You can now browse through Shi zhu zhai shu hua pu (Manual of Calligraphy and Painting), the world’s oldest multicoloured book.
Lately we’ve been enjoying a ton of free online media. Sound, image and video from times gone by always evoke a feeling of wonder, and the fact that so many archivists are making these resources freely available proves there’s still a little good in the world.
Penned in 1633, Shi zhu zhai shu hua pu (Manual of Calligraphy and Painting) is the oldest coloured book known to still be intact.
This digital version comes courtesy of The University of Cambridge, who own the only known copy of the text. Here’s how they describe it:
This is the earliest Chinese book printed by the technique of polychrome xylography known as douban invented and perfected by Hu Zhengyan 胡正言 (1584-1674). The method involves the use of multiple printing blocks which successively apply different coloured inks to the paper to reproduce the effect of watercolour painting.
Great skill is required to achieve a convincing result, but the beautiful gradations of colour in this work have led to its reputation as “perhaps the most beautiful set of prints ever made”.

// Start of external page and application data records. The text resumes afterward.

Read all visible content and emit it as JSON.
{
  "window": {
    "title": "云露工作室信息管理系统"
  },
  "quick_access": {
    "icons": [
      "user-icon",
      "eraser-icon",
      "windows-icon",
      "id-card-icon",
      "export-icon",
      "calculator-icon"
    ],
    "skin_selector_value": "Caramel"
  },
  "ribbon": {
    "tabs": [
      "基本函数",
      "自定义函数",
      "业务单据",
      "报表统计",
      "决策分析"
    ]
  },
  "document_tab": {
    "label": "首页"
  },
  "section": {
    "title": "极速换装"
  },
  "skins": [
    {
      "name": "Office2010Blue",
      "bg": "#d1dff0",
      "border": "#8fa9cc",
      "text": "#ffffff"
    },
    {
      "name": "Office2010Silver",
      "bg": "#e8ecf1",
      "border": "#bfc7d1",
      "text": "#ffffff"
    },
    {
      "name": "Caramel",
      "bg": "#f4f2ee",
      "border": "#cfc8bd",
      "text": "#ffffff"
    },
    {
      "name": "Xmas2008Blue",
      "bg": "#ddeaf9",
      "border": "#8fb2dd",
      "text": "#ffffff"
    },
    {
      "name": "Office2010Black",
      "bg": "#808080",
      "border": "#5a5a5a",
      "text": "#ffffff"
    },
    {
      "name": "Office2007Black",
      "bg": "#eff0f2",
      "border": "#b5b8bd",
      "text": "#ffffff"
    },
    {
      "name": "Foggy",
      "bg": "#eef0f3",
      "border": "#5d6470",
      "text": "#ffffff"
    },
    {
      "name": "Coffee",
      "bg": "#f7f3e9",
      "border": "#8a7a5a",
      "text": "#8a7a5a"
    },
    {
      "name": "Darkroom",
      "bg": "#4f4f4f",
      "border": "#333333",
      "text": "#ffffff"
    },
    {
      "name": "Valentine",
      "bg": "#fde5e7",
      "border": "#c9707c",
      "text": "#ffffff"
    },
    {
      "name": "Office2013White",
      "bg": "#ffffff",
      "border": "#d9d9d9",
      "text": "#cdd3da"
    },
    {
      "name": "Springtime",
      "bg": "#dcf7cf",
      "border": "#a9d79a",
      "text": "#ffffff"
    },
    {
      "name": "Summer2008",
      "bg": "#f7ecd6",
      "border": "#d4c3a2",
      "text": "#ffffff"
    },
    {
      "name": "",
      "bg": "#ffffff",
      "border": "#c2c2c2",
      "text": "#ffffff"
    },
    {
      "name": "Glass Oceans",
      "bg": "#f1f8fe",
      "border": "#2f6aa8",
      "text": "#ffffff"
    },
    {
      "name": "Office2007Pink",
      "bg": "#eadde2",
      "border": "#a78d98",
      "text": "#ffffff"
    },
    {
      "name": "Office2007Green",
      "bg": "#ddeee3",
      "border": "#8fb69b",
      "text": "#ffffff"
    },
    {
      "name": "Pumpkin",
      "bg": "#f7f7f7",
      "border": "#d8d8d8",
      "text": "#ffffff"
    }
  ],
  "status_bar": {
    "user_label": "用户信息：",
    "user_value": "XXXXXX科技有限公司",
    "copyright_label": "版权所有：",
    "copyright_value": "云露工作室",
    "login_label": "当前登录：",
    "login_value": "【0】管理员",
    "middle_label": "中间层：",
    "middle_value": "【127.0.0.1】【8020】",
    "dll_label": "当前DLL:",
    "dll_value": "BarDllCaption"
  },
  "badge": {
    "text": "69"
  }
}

The work is divided into eight categories: birds, plums, orchids, bamboos, fruit, stones, ink drawings (round fans) and miscellany. Each category is divided into two fascicles. The leaves are printed on one side only, folded in half and glued together along the outer fold (the so-called ‘butterfly’ binding). With the exception of one category, every image is followed by an accompanying text, in most cases a poem.